The UK’s first quantum computer to be commercially available to businesses will be located in Abingdon in Oxfordshire, Science Minister Amanda Solloway announced today.

The new machine will be developed alongside experts from Oxford, London, Bristol and Edinburgh, and forms part of the Minister’s ambition for the UK to become the world’s first “quantum-ready” economy.

Backed by £10m government and industry investment, the new machine is hoped to strengthen the UK’s offer to businesses wanting to explore the technology.

Quantum science involves harnessing the unique ways that light and matter behave at atomic or subatomic levels.

This science has already transformed people’s lives by developing the building blocks of modern computers, the mobile phone, and the MRI scanner.

The new quantum computer will be developed by leading tech company Rigetti Computing, which also developed a cloud-based platform allowing computer programmers to write quantum algorithms.

It will work alongside Oxford Instruments, Standard Chartered and Bristol and London-based quantum software start-up Phasecraft, as well as the University of Edinburgh.

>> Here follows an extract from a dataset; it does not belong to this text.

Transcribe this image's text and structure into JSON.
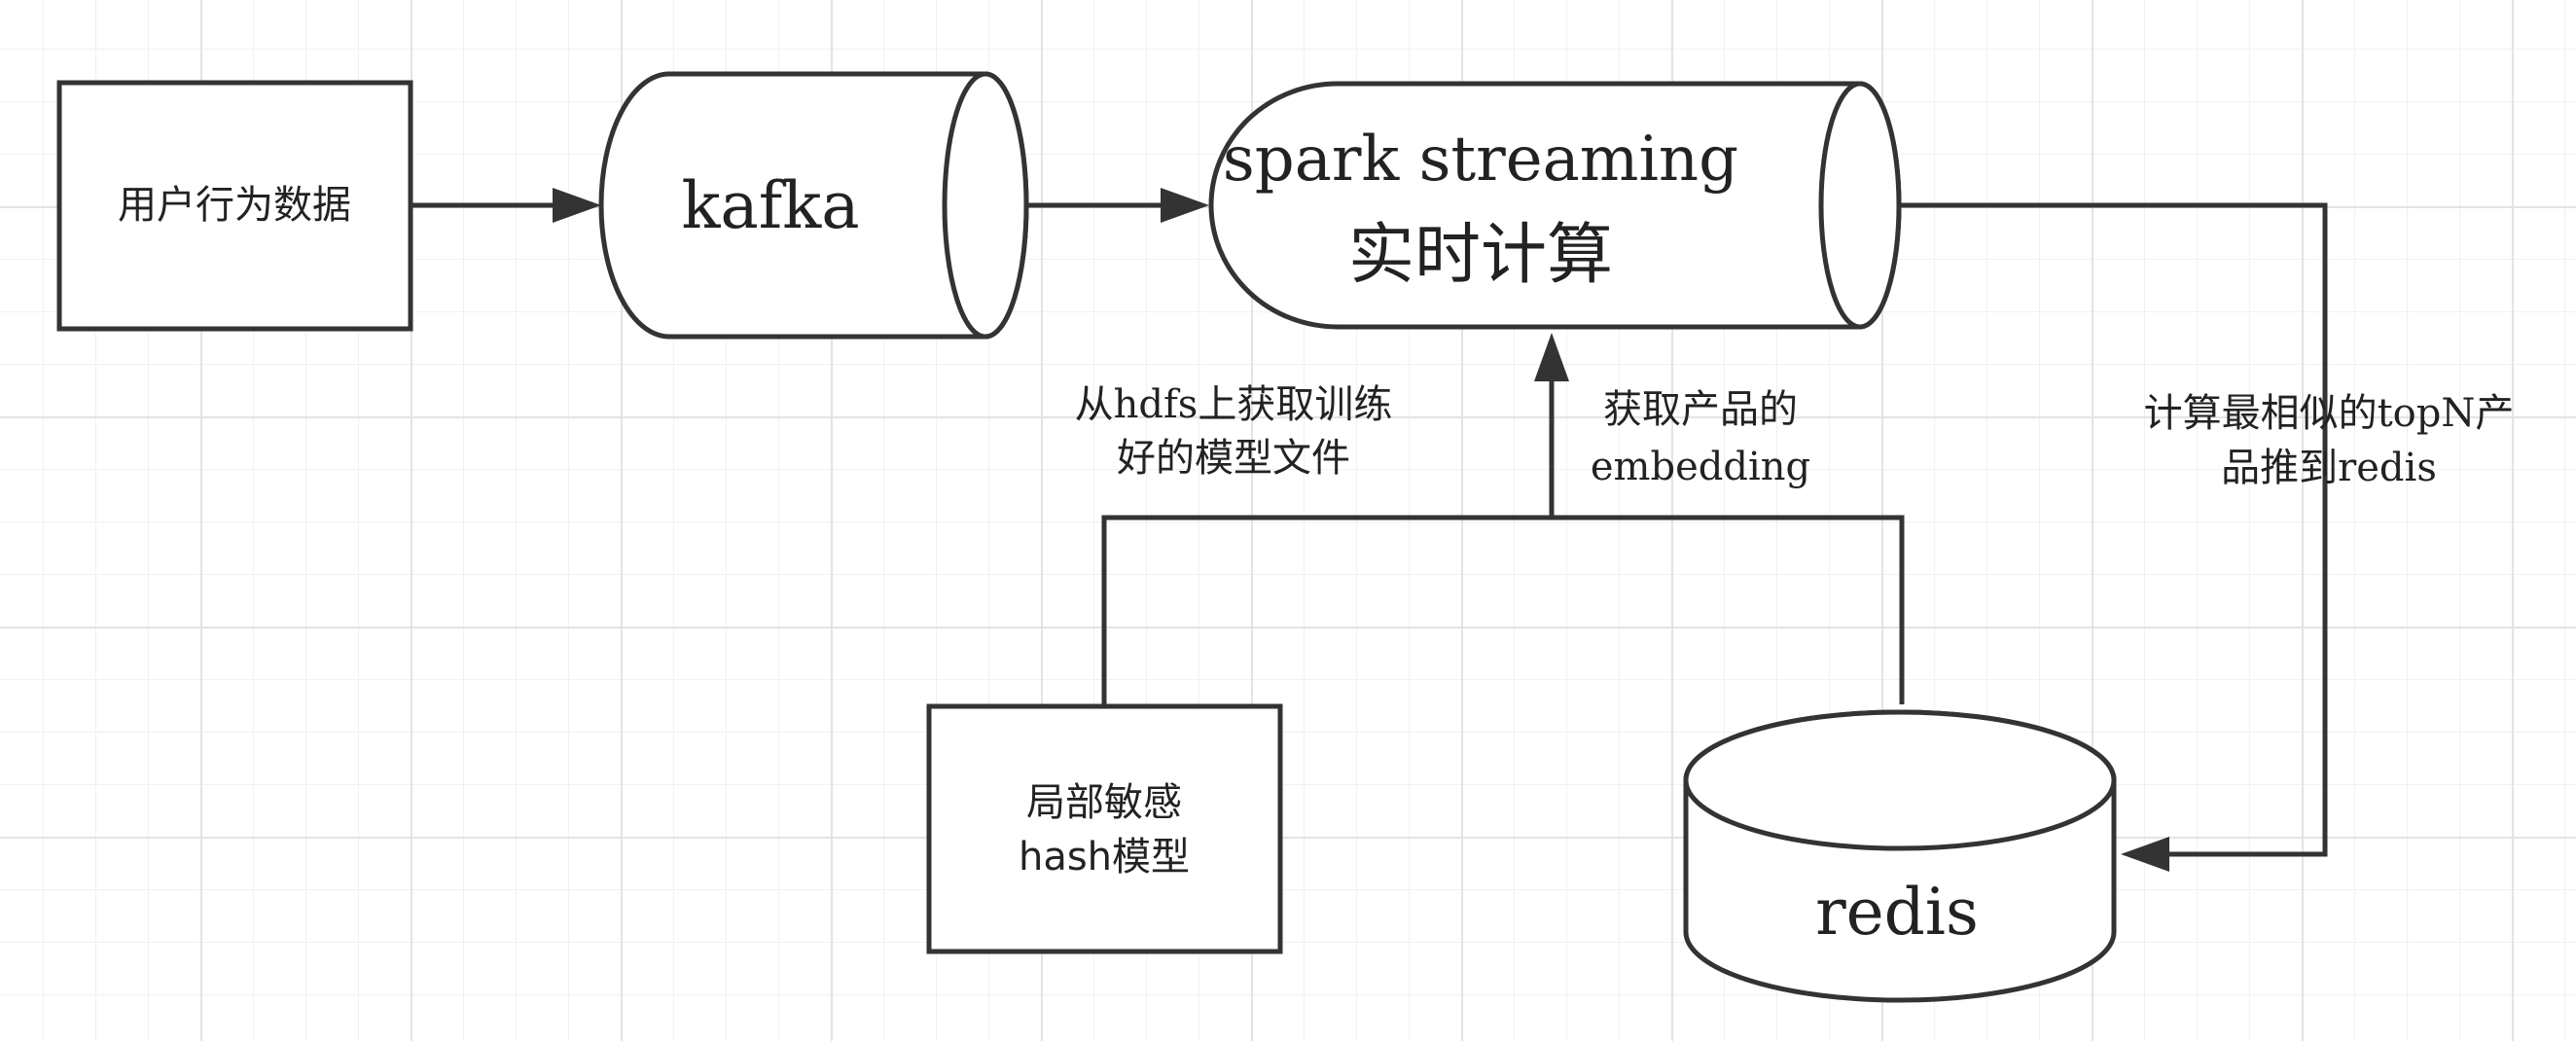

The funding for Rigetti UK is part of the government’s Quantum Technologies Challenge, led by UK Research & Innovation.

Rigetti’s computer is reportedly the only known commercially available quantum computing platform that will be both physically based in the UK, and available on the cloud to commercial clients.

Dr Michael Cuthbert National Quantum Computing Centre Director said: “I am pleased with the progress made on the formal structures and governance of the centre. The next steps initiating centre recruitment and commissioning technology work packages are very welcome tangible steps as the centre moves from initialisation and conceptual design to facility construction and operational delivery.”

Minster Solloway also launched the UK’s the National Quantum Computer Centre, based at the Harwell Campus in Oxfordshire.

It is hoped the Centre will bring together academia, businesses and the government to address key challenges to quantum computing, such as scaling-up this technology and making it commercially viable and explore how they can create economic value.